Anna lived only a few years after her husband, dying between 1789 and 1791. Both are buried at the Lower Bermudian Lutheran Church Cemetery. The exact location of their graves is not known however descendants of Nicholas and Anna installed a monument to the couple in 1987.
Image - Monument to Nicholas and Anna Meyer Lower Bermudian Lutheran Church Cemetery
John was baptized on September 20, 1747. He married Margaret Sherman, they had seven children. John died about 1816. Both John and Margaret are buried in the Lower Bermudian Lutheran Church Cemetery.
David was baptized on March 27, 1749. He married Anna Maria Sultzback, having three daughters with her. David passed away in November of 1805. David and Anna Maria are buried in Abbottstown, Pennsylvania.
Nicholas was born in July of 1750. He married twice, first to Salome Weaver then to Mary Chronister. Between his two wives he is believed to have fathered up to twenty-six children (although records for only twenty-one have been found). Nicholas died on October 14, 1823 and is buried between his two wives in the Lower Bermudian Lutheran Church Cemetery.
Mary was born about 1751. She married a man with the surname of Weaver. Mary died sometime after her father did in 1787.
Barbara was baptized on August 4, 1752; she died between 1771 and 1787. No marriage or death records have been found for her.
Anna Margaret was baptized on August 19, 1753 and is believed to have passed away around 1798. She married Anthony Kimmel and had at least two sons and two daughters with him.
Susannah (Susan) was born September 16, 1755. She married Andreas Albert around 1780. The couple had two daughters and a son. Susan died on March 15, 1831. Both she and Andreas are buried in the Lower Bermudian Lutheran Church Cemetery.
Ludwig (my fourth great-grandfather) was born in January of 1757 and baptized on April 3, 1757. He married twice, first to Catherine Erb and then Maria Barbara Dull. Between both of his wives he had eighteen children, including twelve sons and six daughters. Ludwig died on August 17, 1829. He is buried in the Lower Bermudian Lutheran Church Cemetery along with both of his wives. My third great-grandfather, Benjamin J. Myers and second great-grandfather, Joseph L. Myers were both born in Adams County. It was Joseph who eventually left the area first moving to Ohio, then Iowa, Kansas, Oklahoma and finally Texas where he died at the age of 100 years.

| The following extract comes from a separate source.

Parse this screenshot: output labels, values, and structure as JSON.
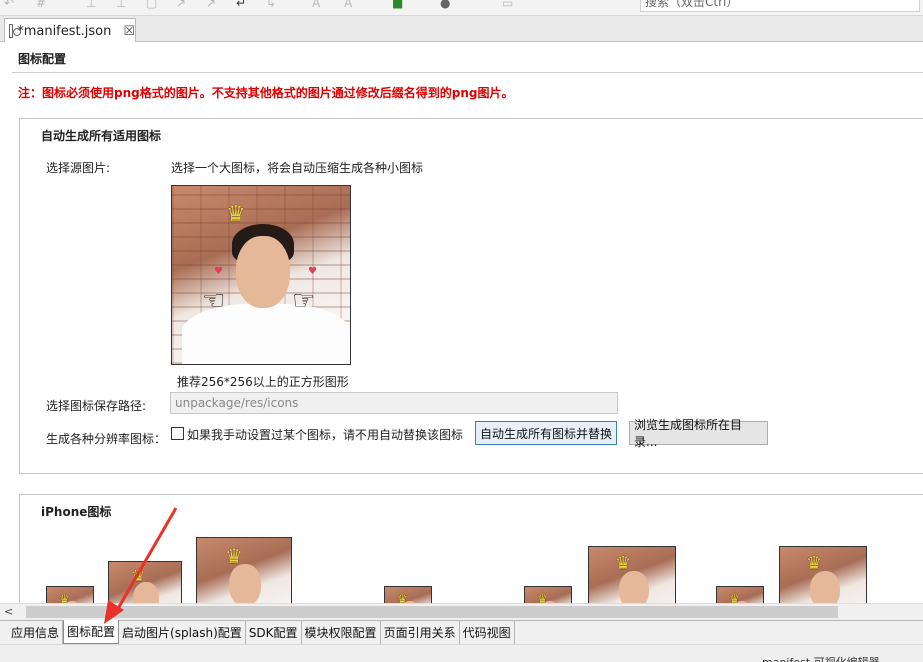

Jacob was born September 15, 1758. He married Hannah Smith, having four sons and one daughter with her. Jacob died in New Oxford, Pennsylvania on October 17, 1840. Both he and Hannah are buried in the Lower Bermudian Lutheran Church Cemetery.
William was baptized on May 16, 1763. He married Louisa Erb, sister to Catherine Erb. The couple had a son and a daughter. William died after 1791 in Virginia.
Elisabeth was baptized on March 10, 1764. She married Michael Miller.
Philip was born December 25, 1766. He married Anna Maria Heikes, they had seven sons and a daughter. Philip passed away on September 30, 1839. He and Anna Maria are buried in the Lower Bermudian Lutheran Church Cemetery.
Peter was born between February 1769 and July 1769. He married Eve Erb, sister to Catherine and Louisa. They had a daughter and three sons. Peter died on December 22, 1833. Peter and Eve are buried in the Lower Bermudian Lutheran Church Cemetery.
Today the descendants of Nicholas and Anna Meyer number in the thousands and over time have moved far and wide from Mud Run. After watching the Angie Harmon episode on Who Do You Think You Are? I have decided that one of my next trips will be to Adams County, Pennsylvania to walk the steps of my ancestors.